Nurses protest overcrowding at Sheba Medical Center
Nurses at Sheba Medical Center at Tel Hashomer walked out of four internal medicine departments on Monday to protest against the dire overcrowding at the hospital. The hospital’s internal medicine departments were at 140 percent capacity at the time. Nurses’ Union chairwoman Ilana Cohen told Israel Radio that the departments have been over capacity for several days in a row.
Eilat looks to build public nursing home
The Eilat Municipality this week began raising funds to establish the city’s first public nursing home. To raise the NIS 4 million needed for the project, Eilat Mayor Meir Yitzhak- Halevi turned to the National Insurance Institute, the Labor Ministry, the Welfare Ministry and the Negev and Galilee Development Ministry. The project was being planned in cooperation with Mifal Hapayis.
Yitzhak-Halevi, in appealing to Negev and Galilee Development Minister Silvan Shalom, noted that Eilat is home to some 4,000 elderly citizens, comprising roughly 8 percent of the population. When senior citizens are forced to separate from their families, he said, a public nursing home allows them to age with dignity. The new home would initially include 30 beds but is slated for expansion at a later stage.

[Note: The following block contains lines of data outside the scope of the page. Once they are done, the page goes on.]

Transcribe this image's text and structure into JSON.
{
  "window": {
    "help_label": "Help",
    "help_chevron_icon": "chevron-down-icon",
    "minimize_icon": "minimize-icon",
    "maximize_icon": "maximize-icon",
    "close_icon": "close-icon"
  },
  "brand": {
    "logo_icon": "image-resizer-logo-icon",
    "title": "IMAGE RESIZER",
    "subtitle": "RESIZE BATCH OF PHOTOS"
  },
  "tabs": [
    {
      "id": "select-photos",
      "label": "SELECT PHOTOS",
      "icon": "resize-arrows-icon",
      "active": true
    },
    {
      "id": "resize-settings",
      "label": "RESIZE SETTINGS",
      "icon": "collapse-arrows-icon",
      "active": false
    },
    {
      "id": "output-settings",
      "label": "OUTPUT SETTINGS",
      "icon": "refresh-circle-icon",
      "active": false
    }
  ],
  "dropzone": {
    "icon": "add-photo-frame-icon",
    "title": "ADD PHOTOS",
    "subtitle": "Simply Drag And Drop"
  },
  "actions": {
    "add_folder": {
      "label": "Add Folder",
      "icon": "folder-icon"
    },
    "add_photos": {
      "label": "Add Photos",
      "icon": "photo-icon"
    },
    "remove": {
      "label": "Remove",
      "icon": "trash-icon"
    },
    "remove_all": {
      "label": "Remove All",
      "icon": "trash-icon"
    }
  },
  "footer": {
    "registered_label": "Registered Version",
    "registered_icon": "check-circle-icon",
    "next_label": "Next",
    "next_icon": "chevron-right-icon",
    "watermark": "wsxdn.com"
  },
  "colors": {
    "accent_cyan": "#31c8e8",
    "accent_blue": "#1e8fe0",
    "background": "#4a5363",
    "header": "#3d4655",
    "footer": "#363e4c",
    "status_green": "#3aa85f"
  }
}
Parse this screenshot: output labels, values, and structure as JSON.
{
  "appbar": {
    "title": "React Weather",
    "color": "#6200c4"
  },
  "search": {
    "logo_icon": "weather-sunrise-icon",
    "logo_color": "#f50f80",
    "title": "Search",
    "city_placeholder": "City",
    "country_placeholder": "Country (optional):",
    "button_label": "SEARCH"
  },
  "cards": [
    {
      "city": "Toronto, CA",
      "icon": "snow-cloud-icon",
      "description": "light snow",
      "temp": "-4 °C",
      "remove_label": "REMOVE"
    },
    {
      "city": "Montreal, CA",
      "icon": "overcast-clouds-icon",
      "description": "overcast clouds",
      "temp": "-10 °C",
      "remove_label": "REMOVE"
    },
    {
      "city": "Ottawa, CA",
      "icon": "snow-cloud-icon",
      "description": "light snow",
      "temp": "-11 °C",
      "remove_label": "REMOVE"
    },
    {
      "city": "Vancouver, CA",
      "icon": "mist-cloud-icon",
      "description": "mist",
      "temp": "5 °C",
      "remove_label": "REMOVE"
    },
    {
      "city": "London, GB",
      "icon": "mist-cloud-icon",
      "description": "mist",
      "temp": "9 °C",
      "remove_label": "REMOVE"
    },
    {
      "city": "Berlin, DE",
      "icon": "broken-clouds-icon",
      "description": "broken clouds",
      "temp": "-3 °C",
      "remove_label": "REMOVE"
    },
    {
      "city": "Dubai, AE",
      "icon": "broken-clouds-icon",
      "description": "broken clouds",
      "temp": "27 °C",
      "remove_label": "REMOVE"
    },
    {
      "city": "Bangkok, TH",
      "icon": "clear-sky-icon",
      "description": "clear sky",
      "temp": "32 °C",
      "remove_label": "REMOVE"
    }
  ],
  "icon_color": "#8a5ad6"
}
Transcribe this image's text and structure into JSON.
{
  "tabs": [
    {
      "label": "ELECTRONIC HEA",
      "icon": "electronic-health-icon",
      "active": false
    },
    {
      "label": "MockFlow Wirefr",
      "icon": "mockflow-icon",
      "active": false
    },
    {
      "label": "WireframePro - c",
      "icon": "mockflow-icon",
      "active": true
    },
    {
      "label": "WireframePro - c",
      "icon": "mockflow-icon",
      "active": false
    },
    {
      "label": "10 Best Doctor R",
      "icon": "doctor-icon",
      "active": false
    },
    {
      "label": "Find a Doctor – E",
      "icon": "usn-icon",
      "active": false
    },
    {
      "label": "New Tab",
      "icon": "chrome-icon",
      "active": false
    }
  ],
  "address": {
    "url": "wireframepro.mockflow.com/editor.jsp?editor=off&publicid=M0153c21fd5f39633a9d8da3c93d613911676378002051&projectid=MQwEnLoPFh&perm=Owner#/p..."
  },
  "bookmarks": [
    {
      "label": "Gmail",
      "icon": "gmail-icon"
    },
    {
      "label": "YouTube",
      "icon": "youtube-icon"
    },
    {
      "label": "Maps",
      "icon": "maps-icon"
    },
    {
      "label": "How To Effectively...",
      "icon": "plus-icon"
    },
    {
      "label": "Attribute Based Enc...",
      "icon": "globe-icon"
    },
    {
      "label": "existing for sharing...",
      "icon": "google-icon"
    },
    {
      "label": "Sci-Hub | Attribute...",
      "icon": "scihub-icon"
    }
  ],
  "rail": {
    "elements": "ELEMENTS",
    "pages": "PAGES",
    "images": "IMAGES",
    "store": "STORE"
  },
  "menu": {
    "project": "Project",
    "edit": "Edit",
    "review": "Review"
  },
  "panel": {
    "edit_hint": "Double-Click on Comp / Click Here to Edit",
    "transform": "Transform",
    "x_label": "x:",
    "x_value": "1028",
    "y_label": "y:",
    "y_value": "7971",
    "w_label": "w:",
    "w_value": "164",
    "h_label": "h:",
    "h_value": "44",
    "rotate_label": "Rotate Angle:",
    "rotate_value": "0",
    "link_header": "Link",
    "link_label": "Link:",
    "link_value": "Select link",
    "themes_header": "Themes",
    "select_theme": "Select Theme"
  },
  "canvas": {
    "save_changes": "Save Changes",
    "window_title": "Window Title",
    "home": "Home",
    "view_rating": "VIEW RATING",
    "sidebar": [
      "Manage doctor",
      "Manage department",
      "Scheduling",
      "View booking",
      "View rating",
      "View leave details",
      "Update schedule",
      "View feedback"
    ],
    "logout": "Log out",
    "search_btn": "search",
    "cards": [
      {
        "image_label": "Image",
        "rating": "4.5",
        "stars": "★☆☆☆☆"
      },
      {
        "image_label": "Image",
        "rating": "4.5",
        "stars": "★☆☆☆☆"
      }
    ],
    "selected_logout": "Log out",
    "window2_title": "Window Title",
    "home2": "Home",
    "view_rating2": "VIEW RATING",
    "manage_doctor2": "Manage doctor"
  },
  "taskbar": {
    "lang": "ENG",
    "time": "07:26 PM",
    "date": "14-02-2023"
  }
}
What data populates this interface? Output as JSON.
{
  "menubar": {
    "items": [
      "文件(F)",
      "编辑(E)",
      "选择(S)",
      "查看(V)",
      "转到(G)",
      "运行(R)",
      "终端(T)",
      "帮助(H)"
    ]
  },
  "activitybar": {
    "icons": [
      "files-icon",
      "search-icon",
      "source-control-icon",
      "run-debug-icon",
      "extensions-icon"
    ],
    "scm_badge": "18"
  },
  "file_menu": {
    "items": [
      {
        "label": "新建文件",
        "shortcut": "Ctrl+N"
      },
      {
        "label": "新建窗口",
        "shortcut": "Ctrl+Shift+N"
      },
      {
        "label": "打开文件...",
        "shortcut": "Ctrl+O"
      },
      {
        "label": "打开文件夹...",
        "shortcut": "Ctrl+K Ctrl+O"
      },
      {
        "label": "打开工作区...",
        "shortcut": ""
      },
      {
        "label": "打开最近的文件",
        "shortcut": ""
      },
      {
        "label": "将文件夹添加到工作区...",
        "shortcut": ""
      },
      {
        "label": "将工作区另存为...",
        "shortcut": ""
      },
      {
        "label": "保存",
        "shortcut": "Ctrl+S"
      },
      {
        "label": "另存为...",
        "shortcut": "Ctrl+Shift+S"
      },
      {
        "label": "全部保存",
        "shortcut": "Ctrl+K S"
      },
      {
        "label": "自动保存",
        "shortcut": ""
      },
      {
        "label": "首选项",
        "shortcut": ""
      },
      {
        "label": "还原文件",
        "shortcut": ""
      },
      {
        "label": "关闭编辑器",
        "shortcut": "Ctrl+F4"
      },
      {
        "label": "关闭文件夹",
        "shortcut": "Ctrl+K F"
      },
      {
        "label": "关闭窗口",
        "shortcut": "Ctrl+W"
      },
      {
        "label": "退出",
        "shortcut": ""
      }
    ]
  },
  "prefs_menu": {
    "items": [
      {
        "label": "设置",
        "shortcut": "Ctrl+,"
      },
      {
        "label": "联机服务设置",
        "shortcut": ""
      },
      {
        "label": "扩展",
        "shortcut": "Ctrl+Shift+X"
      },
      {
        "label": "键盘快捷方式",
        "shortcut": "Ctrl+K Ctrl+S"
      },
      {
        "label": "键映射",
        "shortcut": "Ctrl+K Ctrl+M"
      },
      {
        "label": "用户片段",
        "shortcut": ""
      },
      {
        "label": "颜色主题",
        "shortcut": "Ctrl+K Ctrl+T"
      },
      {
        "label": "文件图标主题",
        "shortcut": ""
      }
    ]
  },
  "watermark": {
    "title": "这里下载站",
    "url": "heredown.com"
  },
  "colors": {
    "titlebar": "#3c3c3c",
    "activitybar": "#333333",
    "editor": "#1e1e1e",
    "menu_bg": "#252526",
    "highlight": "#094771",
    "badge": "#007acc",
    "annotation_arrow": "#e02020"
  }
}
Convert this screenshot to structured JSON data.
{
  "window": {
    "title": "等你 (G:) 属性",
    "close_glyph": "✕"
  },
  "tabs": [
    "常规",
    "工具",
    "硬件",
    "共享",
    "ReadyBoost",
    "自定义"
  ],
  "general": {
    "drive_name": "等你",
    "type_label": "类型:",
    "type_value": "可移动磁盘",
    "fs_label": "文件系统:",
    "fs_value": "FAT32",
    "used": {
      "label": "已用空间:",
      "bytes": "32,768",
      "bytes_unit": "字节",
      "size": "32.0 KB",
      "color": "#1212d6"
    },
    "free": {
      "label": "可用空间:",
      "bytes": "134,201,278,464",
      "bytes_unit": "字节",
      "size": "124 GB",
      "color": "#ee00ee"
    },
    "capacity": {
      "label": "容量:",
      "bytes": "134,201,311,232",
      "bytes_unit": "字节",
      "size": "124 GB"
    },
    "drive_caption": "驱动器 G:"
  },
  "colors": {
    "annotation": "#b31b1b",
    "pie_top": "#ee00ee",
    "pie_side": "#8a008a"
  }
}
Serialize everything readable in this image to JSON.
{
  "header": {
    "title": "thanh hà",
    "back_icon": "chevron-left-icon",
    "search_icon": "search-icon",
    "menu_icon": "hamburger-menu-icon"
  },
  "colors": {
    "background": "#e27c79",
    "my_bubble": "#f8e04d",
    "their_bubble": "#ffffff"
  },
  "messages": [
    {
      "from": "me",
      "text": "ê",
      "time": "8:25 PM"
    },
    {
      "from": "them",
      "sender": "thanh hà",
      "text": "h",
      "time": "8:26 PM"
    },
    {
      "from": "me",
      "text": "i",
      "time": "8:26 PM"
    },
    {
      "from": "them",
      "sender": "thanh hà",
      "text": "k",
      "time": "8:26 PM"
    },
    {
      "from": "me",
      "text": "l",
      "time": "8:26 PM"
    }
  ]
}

No date has been set for the start of construction.
Thousands protest Beduin relocation plan in Negev
Hundreds of people last week protested against the Prawer Plan, which calls for the relocation of about 30,000 Beduin to recognized villages, in front of the Beersheba courthouse late last week. The protest was attended by MK Haneen Zoabi (Balad) and MK Ahmed Tibi (United Arab List-Ta’al).
“Arabs in the Negev were here, living here, we didn’t come in boats or planes,” Tibi stated at the protest. Tibi decried the demolition of Beduin homes and “arbitrary” laws.
Police bust gambling operation in Beersheba Police in Beersheba shut down an illegal gambling operation last weekend, raiding businesses that housed slot machines. Undercover police officers discovered the gaming operation and called for additional forces to carry out the raid, in which police discovered computers and monitors used for slot machines and confiscated cash.
Fifteen customers and two employees were detained by police and subsequently released on bail.
Ashkelon traps foxes living next to Barzilai Hospital Municipal veterinarians have successfully trapped two families of foxes that had been living in a park near Barzilai Medical Center in Ashkelon. After receiving numerous complaints from residents about the foxes, municipal veterinarians requested and received permission from the Nature and Parks Authority to place special traps that caught eight foxes over the past three months.
After trapping the animals, municipal workers released them into a nature reserve south of the city, where they said they “hoped they would continue to thrive undisturbed in their natural environment,” the Local website reported.